European law and the European Court of Justice, the latter much loathed by the Brexiteers, are viewed in a much more positive light by a huge variety of workers, starting most recently with Ryanair pilots and going all the way back to the Belgian footballer Jean-Marc Bosman in the 1990s.
Over the last 50 years and in their different ways in the wake of trauma that ranged from World War II to Stalinist pogroms to British occupation, just about every EU country (Ireland very much included) has experienced a huge ontologically strengthening moment as it sits at the European table with its peers. For Europeans like Eusebio and Jacek, the idea that the UK might just turn its back on this is deeply disturbing. Eusebio adds, too, that this does not help Spain as it attempts to deal with Catalonia's secessionist urge.
Eusebio argues that France is also battered by internal tensions, as recently highlighted by rioting in the north-western Atlantic city of Nantes in which one man lost his life, killed by police. That death prompted familiar grim images as once again, the outside world questioned French law enforcement tactics in immigrant neighbourhoods. Images of burned-out cars, smashed bus shelters and shattered store fronts served only to remind the French of the country's struggles with policing in minority neighbourhoods.
"France might be about to play in the World Cup final in Moscow with a multi-ethnic team which seems to reflect a united country, but this is an illusion. In such a context, the last thing the French want is for the unity of the European Union itself to be questioned by something like Brexit," says Eusebio.

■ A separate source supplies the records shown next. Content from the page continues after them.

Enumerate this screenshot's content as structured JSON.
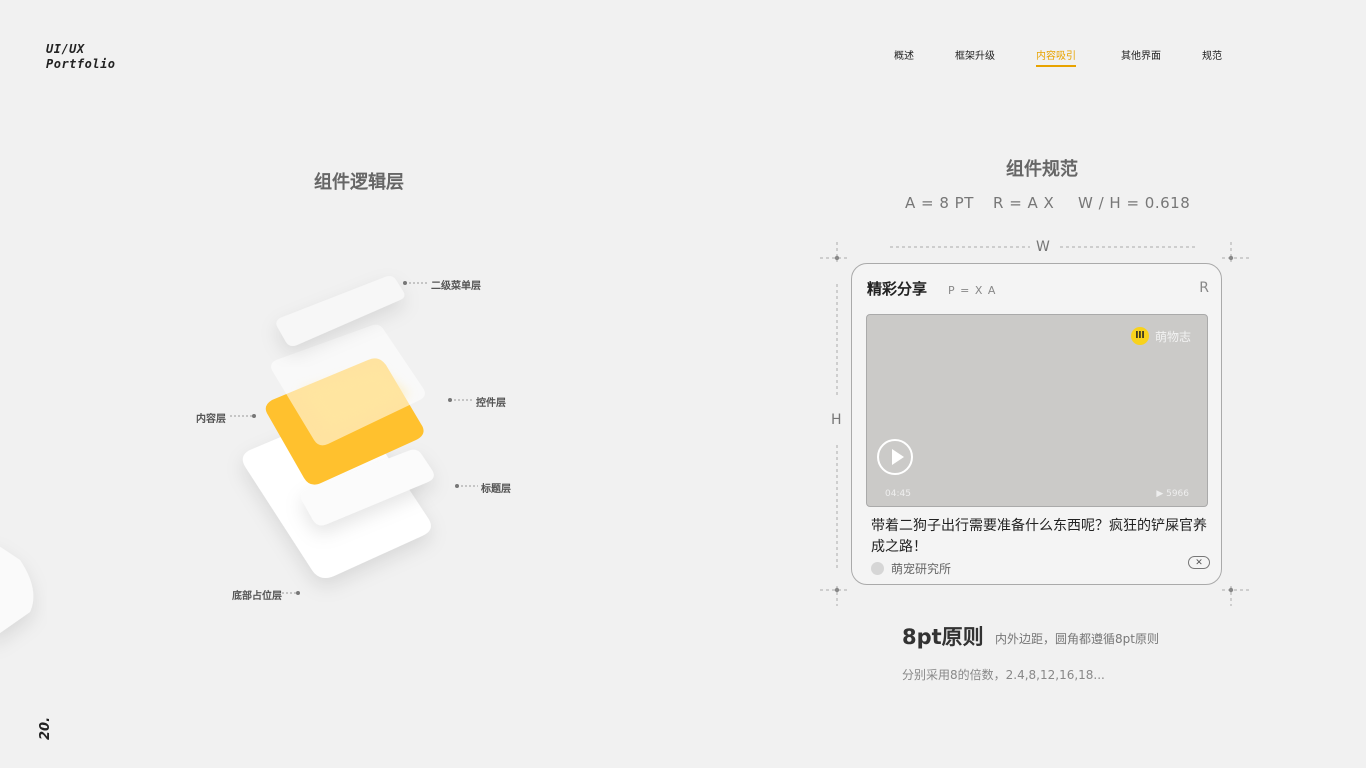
{
  "brand": {
    "line1": "UI/UX",
    "line2": "Portfolio"
  },
  "nav": {
    "items": [
      "概述",
      "框架升级",
      "内容吸引",
      "其他界面",
      "规范"
    ],
    "active_index": 2,
    "active_color": "#e8a300"
  },
  "page_number": "20.",
  "left_section": {
    "title": "组件逻辑层",
    "labels": {
      "menu": "二级菜单层",
      "control": "控件层",
      "content": "内容层",
      "title_layer": "标题层",
      "bottom": "底部占位层"
    },
    "accent_color": "#ffc12e"
  },
  "right_section": {
    "title": "组件规范",
    "spec": {
      "a": "A = 8 PT",
      "r": "R = A X",
      "ratio": "W / H = 0.618"
    },
    "dims": {
      "w": "W",
      "h": "H"
    },
    "card": {
      "title": "精彩分享",
      "padding_label": "P = X A",
      "radius_label": "R",
      "brand_name": "萌物志",
      "brand_icon": "lll",
      "duration": "04:45",
      "views": "▶ 5966",
      "description": "带着二狗子出行需要准备什么东西呢？疯狂的铲屎官养成之路！",
      "author": "萌宠研究所",
      "close_icon": "✕"
    },
    "principle": {
      "title": "8pt原则",
      "subtitle": "内外边距，圆角都遵循8pt原则",
      "note": "分别采用8的倍数，2.4,8,12,16,18..."
    }
  }
}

As he reflects on the challenges facing the EU, he is just one more observer to point out how the biggest losers in a weakened, less united Europe will be the so-called 'Erasmus generation'. These are, of course, the young Europeans of many different nationalities who have long looked on London, above all, as an arrival point on a journey of language learning, the first time leaving home, timid self-discovery and cross-cultural awareness. Eusebio himself has two young sons working in London who may shortly be forced to up sticks and move.
That version of London as the must-stop-there home to Europe's not so gilded youth found a rather sentimental reflection in these thoughts on the front page of Turin daily La Stampa last Friday: "Guys, we had a good time. We went to London at the end of the 1980s and the beginning of the 1990s, that's the way it was for us and those younger than us right through to today. You set out, unplanned, for an adventure, or maybe just for a holiday.
"Today, you can go to London and travel round from early morning to late at night speaking Italian; you find Italian everywhere, in the chemist's shop, in restaurants, in museums, there are even Italian taxi drivers.
"London is an incredible, euphoric mix of races, a wonderful cocktail of different bloodlines and intellects, a city where people are always on the move, driven by the energy of building sites, by day and by night. London is an open city and maybe it will never be so again.
"London has become a city which like almost the entire wealthy world simply does not want the poor, they scare people. Lads, we had a good time. As for you, you will have the borders back and you know who to thank for it..."
Not everyone is quite so melodramatic. Tobias Pilar, Rome correspondent of the Frankfurter Allgemeiner Zeitung, points out that the UK economy represents €2.3bn of an overall €15.3bn EU GDP. His point is that the EU can survive the departure of the UK.
Germany's priority is to preserve the integrity of the EU, not to sort out a better Brexit deal. The issue is not one of how much will we pay for a BMW car, but rather how much will we pay for the European dream. If that means trade barriers to the UK, so be it. The idea of the Brexiteers that this was a Wednesday cattle market, where prices and exports would take precedence, is simply mistaken.
Is the fog about to descend on Dover again? Once more, the 'Continent' could be isolated.